knife solo bootstrap root@ --bootstrap-version=11.12.8

Configuring Apache

On that second try, everything worked out (I’ve never been so happy to see a 404 from Apache!) The 404 is because we haven’t installed Apache’s default site, so let’s fix that now. Here, you can see the impressive power of chef. Instead of having to reinstall Apache or FTP a bunch of files, we simply add some additional configuration to our node file:

// nodes/IP_OR_HOSTNAME.json
"run_list": [
  // ...
"apache": {
  "default_site_enabled": true

After the "run_list" array, we can add individual configuration options for our cookbooks. Here, we’re just telling Apache that we want the default site to be installed. (In general, Chef cookbooks aim to provide the bare minimum so as to avoid installing anything unnecessary, so you may find yourself enabling a lot of non-default functionality in this way.)

Now, we’ll run $ knife solo cook root@[your IP adress or hostname] and Chef will take care of the rest: updating our server so that its configuration matches our specification. As before, Chef will display its familiar output followed by something like

Chef Client finished, 3/43 resources updated in 6.451115471 seconds

Navigating to our server’s IP address, we should see the default Apache site.

A Side-note on Apache Performance

After having Chef install Apache, I noticed that Chef began reporting errors like

FATAL: Errno::ENOMEM: Cannot allocate memory - fork(2))

which were preventing me from running $ knife solo cook. Inspecting my server, it appeared that Apache was maxxing out the available 512MB of RAM. From what I’ve read, with a web server you kind of want Apache to use as much RAM as it can, but clearly this wouldn’t work if it was prevent Chef from running. I think that by default Apache is tuned for more powerful servers than my little Digital Ocean box, so I had to dial it back in my node’s Apache config:

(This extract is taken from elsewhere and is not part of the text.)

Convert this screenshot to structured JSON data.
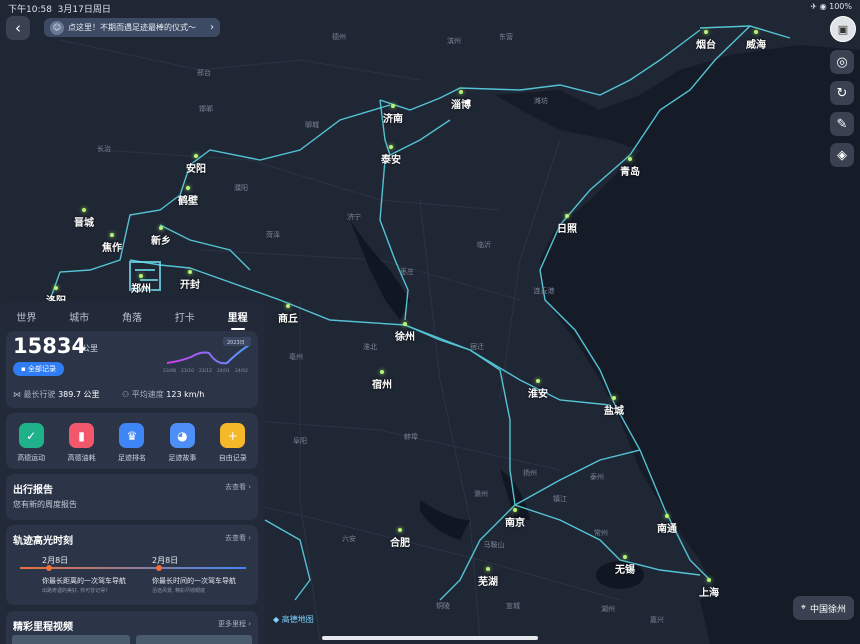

// nodes/IP_OR_HOSTNAME.json
"apache": {
  "prefork": {
    "startservers": 2,
    "serverlimit": 4,
    "maxclients": 4

This is pretty extreme, but was necessary for now to get my server’s RAM usage low enough for Chef to be able to run again. I’ll certainly take a more nuanced approach to tuning Apache at a later date.

Configuring PHP

Next let’s make sure PHP is configured. We’d included some PHP recipes that should take care of ensuring PHP is installed and Apache is aware of it (and that PHP is aware of MySQL, which we’ll address next):


So let’s SSH into the server and put a PHP test file in the web root.

$ ssh root@IP_OR_HOSTNAME
$ cd /var/www
$ echo "<?php phpinfo();" > info.php

(Typically, we wouldn’t interact directly wth the server like this, but since it’s just a temporary file, we’ll do this manually to keep things simple.)

Now, navigating to http://IP_OR_HOSTNAME/info.php we should see the standard PHP Info page. If that’s the case, we can now remove the file:

$ rm /var/www/info.php

Configuring MySQL

To test that MySQL is installed, let’s SSH in and open up a MySQL console:

$ ssh root@IP_OR_HOSTNAME
$ mysql -u root -pilikerandompasswords

This should drop you into a nice MySQL console, and don’t exit it just yet. Naturally, we’ll want to change the default password that the cookbook provides. While we can and should provide that as an option in our node file (replacing “yoursecurepassword” with something actually secure):

// nodes/IP_OR_HOSTNAME.json
"run_list": [ // ...
"mysql": {
  "server_root_password": "yoursecurepassword",
  "server_repl_password": "yoursecurepassword",
  "server_debian_password": "yoursecurepassword"

We can’t just run $ knife solo cook because Chef won’t update the existing root password. In this case, we’ll need to manually update it in the console as well with

mysql > SET PASSWORD FOR root@'localhost' = PASSWORD('yoursecurepassword');

Now we can close out the MySQL console and test the new root password with

$ mysql -u root -pyoursecurepassword

which should drop us back into a mysql > prompt.


At this point, we have a functioning LAMP stack on a server that we control, all without having to manually install a thing! But of course, what good is a server if it’s got nothing to serve, so check our Part 2 of this series on using Chef to install and configure WordPress.